What Is Stockholm Syndrome? This Is How The Phenomenon Can Take Over Your Life
If you haven't heard by now, R. Kelly is back at it again with his perverted, Pied-Piper ways.
On July 17, BuzzFeed published a disturbing, bombshell account of the R&B singer's abusive "cult," in which he's allegedly holding young women hostage and tearing them apart from their families.
According to Jim DeRogatis, the reporter who first broke the story on the infamous R. Kelly sex tape almost a decade ago, “six women live in properties rented by Kelly in Chicago and the Atlanta suburbs, and he controls every aspect of their lives: dictating what they eat, how they dress, when they bathe, when they sleep, and how they engage in sexual encounters that he records.”
One of the six women is 21-year-old Joycelyn Savage, whose family held a news conference Monday to accuse Kelly of essentially forcing Savage and the other women to be his personal sex slaves, according to TMZ.
But then Savage herself made a video to address her parents' (and the world's) concerns, stating she is totally fine, she is “in a happy place in [her] life,” and she “is not being brainwashed.”
Savage said the last time she spoke with her parents was about six months ago. When asked where she resides, she refused to say.
Her father, who saw this video with the rest of the world, believes Savage is suffering from what is called Stockholm syndrome.
So what exactly is Stockholm syndrome?
Stockholm syndrome is a psychological condition in which victims of hostage situations develop an affinity for their abuser.
The hostages essentially side with their abuser on all issues, and go against anyone who tries to “save them” from the situation. The victims genuinely feel they do not need to be saved from anything.
In fact, denying help from others is often a key survival tactic in these types of situations.
Elite Daily spoke with therapy professional Dr. Kathryn Smerling, who also watched the TMZ video. She makes it clear that it's difficult to say whether or not Savage actually has Stockholm syndrome simply from watching the video.
But Dr. Smerling can't deny the 21-year-old woman's responses are very peculiar.
"The fact that she didn't want to tell anyone where she was, she didn't want to elaborate on anything she's doing is very strange," she says.
But there's a whole other narrative which no one else is privy to. You could easily tell she's very estranged from her family and there's a rupture between her and her parents. She may have even run away or had an undisclosed family dilemma. She seems very lost, and may be being watched or controlled by her [alleged] keepers. She's trying to make it clear that she does not want to be found.

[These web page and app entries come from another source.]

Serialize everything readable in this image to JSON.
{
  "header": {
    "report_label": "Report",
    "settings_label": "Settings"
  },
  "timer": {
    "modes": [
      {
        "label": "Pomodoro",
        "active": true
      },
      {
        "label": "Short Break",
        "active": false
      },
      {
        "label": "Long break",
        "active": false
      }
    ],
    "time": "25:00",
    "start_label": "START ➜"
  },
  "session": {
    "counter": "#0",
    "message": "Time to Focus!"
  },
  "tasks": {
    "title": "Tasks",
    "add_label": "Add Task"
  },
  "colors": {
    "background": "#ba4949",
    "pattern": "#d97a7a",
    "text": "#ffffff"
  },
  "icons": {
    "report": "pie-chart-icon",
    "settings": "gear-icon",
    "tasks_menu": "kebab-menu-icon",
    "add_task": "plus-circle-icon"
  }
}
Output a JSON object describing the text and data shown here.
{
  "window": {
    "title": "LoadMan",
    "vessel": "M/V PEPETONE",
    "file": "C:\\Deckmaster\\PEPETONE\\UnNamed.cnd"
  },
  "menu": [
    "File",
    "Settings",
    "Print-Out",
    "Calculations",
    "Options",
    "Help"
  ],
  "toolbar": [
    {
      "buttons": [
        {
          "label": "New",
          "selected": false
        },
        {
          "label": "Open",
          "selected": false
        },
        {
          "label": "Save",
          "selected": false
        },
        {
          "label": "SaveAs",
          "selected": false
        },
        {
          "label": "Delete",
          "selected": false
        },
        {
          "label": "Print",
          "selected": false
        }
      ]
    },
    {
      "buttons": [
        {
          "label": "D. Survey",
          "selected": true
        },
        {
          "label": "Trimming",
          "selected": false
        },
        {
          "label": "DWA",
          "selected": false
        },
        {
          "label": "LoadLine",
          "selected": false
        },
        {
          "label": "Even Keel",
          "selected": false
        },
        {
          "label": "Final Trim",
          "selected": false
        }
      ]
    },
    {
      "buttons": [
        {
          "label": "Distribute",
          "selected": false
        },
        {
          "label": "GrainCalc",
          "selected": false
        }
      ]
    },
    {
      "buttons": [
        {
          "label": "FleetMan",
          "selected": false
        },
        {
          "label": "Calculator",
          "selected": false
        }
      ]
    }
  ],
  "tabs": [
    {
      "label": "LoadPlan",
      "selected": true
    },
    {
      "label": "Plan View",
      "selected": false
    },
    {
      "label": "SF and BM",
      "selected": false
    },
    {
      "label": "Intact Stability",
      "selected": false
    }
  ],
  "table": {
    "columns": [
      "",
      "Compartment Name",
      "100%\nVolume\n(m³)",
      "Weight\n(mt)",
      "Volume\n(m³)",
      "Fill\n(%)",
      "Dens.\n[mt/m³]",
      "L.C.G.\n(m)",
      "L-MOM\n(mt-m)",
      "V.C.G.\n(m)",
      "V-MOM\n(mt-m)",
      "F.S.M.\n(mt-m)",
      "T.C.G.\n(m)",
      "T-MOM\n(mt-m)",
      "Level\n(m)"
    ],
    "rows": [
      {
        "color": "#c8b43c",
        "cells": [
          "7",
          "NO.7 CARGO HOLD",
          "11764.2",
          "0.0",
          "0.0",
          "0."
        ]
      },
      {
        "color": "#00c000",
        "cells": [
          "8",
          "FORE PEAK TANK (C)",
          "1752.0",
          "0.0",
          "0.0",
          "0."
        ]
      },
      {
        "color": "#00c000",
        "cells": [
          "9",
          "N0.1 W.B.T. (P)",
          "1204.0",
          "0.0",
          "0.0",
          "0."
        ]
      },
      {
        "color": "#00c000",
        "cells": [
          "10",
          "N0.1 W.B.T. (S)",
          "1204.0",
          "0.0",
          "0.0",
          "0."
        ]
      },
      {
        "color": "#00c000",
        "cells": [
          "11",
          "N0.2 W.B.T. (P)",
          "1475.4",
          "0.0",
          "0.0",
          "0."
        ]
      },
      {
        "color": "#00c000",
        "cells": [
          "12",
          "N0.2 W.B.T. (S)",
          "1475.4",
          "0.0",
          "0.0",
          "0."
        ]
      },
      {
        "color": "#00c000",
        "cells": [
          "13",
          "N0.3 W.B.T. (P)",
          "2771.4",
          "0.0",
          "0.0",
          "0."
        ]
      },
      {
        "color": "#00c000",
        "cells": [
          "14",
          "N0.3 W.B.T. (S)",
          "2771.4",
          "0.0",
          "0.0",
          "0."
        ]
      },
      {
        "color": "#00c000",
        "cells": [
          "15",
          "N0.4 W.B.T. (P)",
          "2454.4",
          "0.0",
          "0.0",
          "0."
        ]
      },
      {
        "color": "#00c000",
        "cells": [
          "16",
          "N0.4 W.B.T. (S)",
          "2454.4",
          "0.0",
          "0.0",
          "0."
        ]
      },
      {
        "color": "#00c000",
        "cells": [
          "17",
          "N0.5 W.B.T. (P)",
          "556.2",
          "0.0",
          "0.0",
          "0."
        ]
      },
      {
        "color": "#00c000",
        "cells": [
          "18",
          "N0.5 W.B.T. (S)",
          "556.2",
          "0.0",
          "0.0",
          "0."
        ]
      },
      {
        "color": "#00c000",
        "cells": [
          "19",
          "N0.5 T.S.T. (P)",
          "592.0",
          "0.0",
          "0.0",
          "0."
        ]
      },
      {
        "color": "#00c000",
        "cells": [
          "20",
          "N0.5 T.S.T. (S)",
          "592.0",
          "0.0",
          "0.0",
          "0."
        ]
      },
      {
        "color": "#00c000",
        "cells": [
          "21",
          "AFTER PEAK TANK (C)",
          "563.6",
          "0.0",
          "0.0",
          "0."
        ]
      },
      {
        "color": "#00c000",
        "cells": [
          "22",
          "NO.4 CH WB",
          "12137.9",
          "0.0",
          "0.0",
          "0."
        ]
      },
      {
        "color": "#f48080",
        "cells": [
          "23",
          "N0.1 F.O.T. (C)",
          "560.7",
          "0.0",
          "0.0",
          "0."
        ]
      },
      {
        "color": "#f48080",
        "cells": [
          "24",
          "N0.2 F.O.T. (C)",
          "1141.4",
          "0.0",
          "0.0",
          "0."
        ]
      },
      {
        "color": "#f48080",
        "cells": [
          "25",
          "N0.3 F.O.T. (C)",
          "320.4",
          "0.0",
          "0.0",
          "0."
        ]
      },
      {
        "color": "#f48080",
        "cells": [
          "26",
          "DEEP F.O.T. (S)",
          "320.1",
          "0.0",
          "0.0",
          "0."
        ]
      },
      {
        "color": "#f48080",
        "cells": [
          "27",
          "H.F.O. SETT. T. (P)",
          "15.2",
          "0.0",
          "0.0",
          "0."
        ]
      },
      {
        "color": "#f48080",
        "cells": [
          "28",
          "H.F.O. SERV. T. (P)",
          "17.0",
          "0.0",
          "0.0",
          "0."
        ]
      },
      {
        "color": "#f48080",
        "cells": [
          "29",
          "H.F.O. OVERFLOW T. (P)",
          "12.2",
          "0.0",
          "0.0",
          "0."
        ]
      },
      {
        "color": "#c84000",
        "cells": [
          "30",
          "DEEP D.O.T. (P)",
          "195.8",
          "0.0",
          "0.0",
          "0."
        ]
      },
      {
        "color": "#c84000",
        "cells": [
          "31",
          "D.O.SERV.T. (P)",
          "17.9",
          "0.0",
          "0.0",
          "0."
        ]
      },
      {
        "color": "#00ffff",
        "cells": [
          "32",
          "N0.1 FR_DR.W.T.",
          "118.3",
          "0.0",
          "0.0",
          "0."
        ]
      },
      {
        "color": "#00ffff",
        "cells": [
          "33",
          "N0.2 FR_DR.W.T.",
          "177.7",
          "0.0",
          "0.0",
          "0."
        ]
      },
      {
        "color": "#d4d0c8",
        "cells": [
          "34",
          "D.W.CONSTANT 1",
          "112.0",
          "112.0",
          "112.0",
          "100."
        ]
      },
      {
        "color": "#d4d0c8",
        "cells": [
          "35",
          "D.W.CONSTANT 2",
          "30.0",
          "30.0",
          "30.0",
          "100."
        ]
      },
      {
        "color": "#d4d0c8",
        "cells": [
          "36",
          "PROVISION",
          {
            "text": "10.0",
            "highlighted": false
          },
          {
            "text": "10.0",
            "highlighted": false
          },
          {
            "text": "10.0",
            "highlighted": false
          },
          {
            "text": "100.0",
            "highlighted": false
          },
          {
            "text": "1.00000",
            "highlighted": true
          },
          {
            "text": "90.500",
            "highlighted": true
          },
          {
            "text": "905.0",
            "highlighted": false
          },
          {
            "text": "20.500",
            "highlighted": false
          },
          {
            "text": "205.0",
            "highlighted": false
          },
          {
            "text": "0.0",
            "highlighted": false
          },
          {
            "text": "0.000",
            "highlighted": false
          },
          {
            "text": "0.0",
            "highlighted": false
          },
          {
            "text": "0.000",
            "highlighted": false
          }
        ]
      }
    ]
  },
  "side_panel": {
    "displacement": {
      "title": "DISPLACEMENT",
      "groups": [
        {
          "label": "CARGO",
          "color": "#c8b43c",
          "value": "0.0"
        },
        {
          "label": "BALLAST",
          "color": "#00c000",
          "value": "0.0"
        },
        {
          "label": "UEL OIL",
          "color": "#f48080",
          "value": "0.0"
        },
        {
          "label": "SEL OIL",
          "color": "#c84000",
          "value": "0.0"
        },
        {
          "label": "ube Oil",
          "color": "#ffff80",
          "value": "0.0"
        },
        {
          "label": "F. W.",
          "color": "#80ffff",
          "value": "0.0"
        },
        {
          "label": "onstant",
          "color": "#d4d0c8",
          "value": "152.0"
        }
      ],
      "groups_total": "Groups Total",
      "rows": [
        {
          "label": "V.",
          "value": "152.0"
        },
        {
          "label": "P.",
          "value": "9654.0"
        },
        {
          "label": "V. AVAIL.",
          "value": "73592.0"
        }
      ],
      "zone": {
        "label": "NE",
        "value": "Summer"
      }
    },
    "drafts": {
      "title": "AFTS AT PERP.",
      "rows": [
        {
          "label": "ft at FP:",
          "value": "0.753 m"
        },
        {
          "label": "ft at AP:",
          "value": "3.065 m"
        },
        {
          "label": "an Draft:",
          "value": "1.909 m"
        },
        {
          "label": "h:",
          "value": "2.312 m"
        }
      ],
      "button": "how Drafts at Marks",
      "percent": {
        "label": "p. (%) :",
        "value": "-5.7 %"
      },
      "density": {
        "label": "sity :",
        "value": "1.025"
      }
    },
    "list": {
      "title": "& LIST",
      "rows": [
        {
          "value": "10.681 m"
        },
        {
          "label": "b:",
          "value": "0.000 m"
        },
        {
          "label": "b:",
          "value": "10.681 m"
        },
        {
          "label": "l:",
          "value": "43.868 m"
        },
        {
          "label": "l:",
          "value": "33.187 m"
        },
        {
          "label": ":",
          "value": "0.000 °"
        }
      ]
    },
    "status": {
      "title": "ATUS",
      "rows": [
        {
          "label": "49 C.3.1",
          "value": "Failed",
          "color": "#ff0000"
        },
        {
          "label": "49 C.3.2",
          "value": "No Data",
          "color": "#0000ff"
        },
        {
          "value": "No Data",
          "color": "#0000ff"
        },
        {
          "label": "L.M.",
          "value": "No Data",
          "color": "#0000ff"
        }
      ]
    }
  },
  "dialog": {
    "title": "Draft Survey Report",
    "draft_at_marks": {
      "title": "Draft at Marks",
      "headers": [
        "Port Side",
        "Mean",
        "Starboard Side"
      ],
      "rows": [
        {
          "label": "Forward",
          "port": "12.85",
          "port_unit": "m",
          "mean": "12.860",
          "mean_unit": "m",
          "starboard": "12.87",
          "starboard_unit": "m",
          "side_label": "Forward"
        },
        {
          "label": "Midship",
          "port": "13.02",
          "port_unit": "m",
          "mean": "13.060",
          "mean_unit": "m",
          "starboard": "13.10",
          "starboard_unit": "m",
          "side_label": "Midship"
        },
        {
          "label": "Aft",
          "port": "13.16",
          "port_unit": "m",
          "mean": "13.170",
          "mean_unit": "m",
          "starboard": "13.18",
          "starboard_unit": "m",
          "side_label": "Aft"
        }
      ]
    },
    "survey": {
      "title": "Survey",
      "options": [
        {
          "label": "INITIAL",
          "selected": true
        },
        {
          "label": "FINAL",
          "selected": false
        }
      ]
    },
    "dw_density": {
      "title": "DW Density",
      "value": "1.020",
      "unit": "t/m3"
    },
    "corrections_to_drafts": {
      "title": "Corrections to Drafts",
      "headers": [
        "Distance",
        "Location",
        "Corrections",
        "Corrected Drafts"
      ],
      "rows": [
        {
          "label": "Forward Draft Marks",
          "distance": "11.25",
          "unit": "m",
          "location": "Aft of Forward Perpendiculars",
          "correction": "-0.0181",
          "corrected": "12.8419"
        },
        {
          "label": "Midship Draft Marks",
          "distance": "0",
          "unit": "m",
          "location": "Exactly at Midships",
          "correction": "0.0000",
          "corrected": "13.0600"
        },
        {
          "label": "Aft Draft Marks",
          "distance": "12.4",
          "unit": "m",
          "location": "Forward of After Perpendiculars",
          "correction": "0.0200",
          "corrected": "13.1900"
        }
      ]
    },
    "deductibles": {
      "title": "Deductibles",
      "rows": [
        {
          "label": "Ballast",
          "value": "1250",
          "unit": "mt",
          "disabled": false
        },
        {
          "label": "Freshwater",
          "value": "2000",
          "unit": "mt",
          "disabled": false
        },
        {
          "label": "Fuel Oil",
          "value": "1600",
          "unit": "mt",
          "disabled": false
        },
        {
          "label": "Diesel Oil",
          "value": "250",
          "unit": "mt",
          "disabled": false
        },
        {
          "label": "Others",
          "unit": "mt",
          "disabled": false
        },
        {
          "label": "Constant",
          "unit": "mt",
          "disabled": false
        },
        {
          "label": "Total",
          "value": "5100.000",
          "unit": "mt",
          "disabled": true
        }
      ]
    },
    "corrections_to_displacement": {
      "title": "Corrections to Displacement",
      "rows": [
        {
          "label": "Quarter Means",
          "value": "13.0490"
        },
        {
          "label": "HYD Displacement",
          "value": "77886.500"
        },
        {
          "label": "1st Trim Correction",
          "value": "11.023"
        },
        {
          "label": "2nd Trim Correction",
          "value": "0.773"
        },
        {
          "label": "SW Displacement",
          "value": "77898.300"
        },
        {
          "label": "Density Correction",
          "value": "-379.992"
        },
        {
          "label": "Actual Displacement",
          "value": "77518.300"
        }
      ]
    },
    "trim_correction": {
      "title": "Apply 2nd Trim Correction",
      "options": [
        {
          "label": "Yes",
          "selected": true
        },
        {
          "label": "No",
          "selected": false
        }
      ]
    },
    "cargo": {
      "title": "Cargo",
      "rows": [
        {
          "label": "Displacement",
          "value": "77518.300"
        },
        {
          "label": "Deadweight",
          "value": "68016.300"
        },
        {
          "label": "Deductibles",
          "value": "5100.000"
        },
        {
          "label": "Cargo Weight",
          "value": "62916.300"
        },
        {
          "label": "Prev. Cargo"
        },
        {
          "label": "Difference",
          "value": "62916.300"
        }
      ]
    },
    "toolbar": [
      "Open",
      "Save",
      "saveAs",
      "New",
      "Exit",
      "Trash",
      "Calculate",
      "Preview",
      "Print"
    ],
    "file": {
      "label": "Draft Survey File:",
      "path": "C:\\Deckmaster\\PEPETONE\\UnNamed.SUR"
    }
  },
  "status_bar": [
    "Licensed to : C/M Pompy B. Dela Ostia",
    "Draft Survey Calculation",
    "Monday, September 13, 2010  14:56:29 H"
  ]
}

Generally speaking, it's important to note that Stockholm syndrome is not something that is associated with a particular “type” of person.
Elite Daily also spoke with clinical trauma professional Dr. Paul Hokemeyer, who explains that individuals who typically fall victim to Stockholm syndrome do so more because of their past circumstances, rather than their personality type:
People who are lured into developing the syndrome typically have a history of trauma. The initial trauma gets deeply rooted in their brain and causes them to be wired to seek out other relationships that fit into the schema of the past trauma. They equate relationships with trauma, love with pain, and connection with submission.
Because it is a survival tactic, it really can happen to anyone.
"We are all susceptible to trauma," Dr. Hokemeyer explains. "The syndrome is not a sign of weakness, it's a sign of an adaptive psyche that's built to survive."
He goes on to say that the reason why Stockholm syndrome is so incredibly powerful, is because "it occurs below our consciousness, deep in the primitive part of our brain known as our limbic system."
Dr. Hokemeyer adds,
It's so powerful that it totally demolishes our reason and intellect and forces us to move forward in a biological reaction.
OK, I'm just going to say it: That is some seriously scary sh*t.
This means, no matter how powerful, grounded, hyper-vigilant and intelligent of a person you consider yourself to be, your brain will always work to protect you in the most unusual circumstances -- even if that entails protecting your abuser.
When it comes to something as easily accessible and seemingly harmless as the life of a famous R&B singer, it can be easy to offer flippant opinions and brush situations off lightly.
But when it comes to Stockholm syndrome, on the other hand, there is nothing light about it.
The serious implications of this condition are not to be ignored.
Dr. Smerling describes Stockholm syndrome as "a truly terrifying reality."
She tells Elite Daily,
You lose all sense of yourself. You're basically taking orders from someone who is controlling everything about you. You start to try to make friends with your captors and do whatever they tell you as a matter of survival. It's powerful in the sense that the length the victim goes to in order to survive is incredible. To anyone who believes that they're too strong or 'that would never be me,' I would say, never say never. You cannot possibly tell what you're capable of unless you're confronted with the situation itself. Until you're placed in that dire situation, you never know what you're going to do.
With Stockholm syndrome, the phenomenon simply knows no bounds. The brain does whatever it can to ensure your survival.
If you see a loved one suffering from this, the best thing you can possibly do is kindly suggest therapy, or maybe medication, depending on the circumstances.
Until then, refrain from becoming angry with the victim.
After all, they are only doing what they believe is going to keep them alive.